Your task -
Restate the entries below exactly, and keep all images out of the answer.

※

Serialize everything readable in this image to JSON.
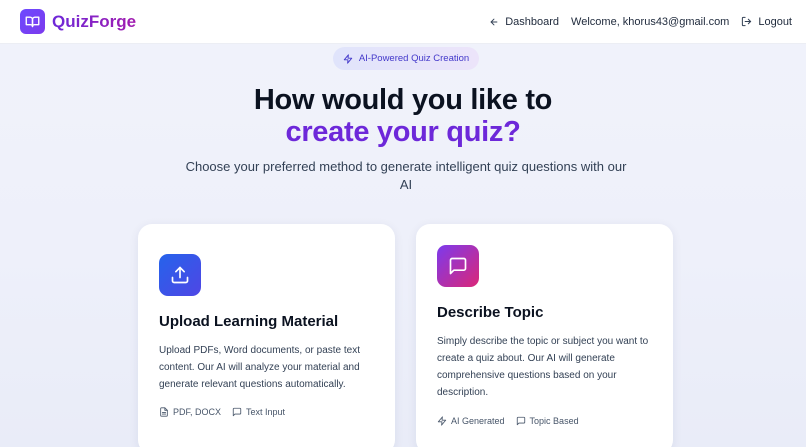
{
  "brand": {
    "name": "QuizForge",
    "logo_icon": "book-open-icon",
    "accent": "#6d4aff"
  },
  "nav": {
    "dashboard_label": "Dashboard",
    "welcome_text": "Welcome, khorus43@gmail.com",
    "logout_label": "Logout"
  },
  "hero": {
    "badge_label": "AI-Powered Quiz Creation",
    "title_line1": "How would you like to",
    "title_line2": "create your quiz?",
    "subtitle": "Choose your preferred method to generate intelligent quiz questions with our AI"
  },
  "cards": [
    {
      "icon": "upload-icon",
      "title": "Upload Learning Material",
      "description": "Upload PDFs, Word documents, or paste text content. Our AI will analyze your material and generate relevant questions automatically.",
      "tags": [
        {
          "icon": "file-icon",
          "label": "PDF, DOCX"
        },
        {
          "icon": "message-icon",
          "label": "Text Input"
        }
      ]
    },
    {
      "icon": "message-square-icon",
      "title": "Describe Topic",
      "description": "Simply describe the topic or subject you want to create a quiz about. Our AI will generate comprehensive questions based on your description.",
      "tags": [
        {
          "icon": "zap-icon",
          "label": "AI Generated"
        },
        {
          "icon": "message-icon",
          "label": "Topic Based"
        }
      ]
    }
  ]
}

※

Solution to this task -
Serialize everything readable in this image to JSON.
{
  "brand": {
    "name": "QuizForge",
    "logo_icon": "book-open-icon",
    "accent": "#6d4aff"
  },
  "nav": {
    "dashboard_label": "Dashboard",
    "welcome_text": "Welcome, khorus43@gmail.com",
    "logout_label": "Logout"
  },
  "hero": {
    "badge_label": "AI-Powered Quiz Creation",
    "title_line1": "How would you like to",
    "title_line2": "create your quiz?",
    "subtitle": "Choose your preferred method to generate intelligent quiz questions with our AI"
  },
  "cards": [
    {
      "icon": "upload-icon",
      "title": "Upload Learning Material",
      "description": "Upload PDFs, Word documents, or paste text content. Our AI will analyze your material and generate relevant questions automatically.",
      "tags": [
        {
          "icon": "file-icon",
          "label": "PDF, DOCX"
        },
        {
          "icon": "message-icon",
          "label": "Text Input"
        }
      ]
    },
    {
      "icon": "message-square-icon",
      "title": "Describe Topic",
      "description": "Simply describe the topic or subject you want to create a quiz about. Our AI will generate comprehensive questions based on your description.",
      "tags": [
        {
          "icon": "zap-icon",
          "label": "AI Generated"
        },
        {
          "icon": "message-icon",
          "label": "Topic Based"
        }
      ]
    }
  ]
}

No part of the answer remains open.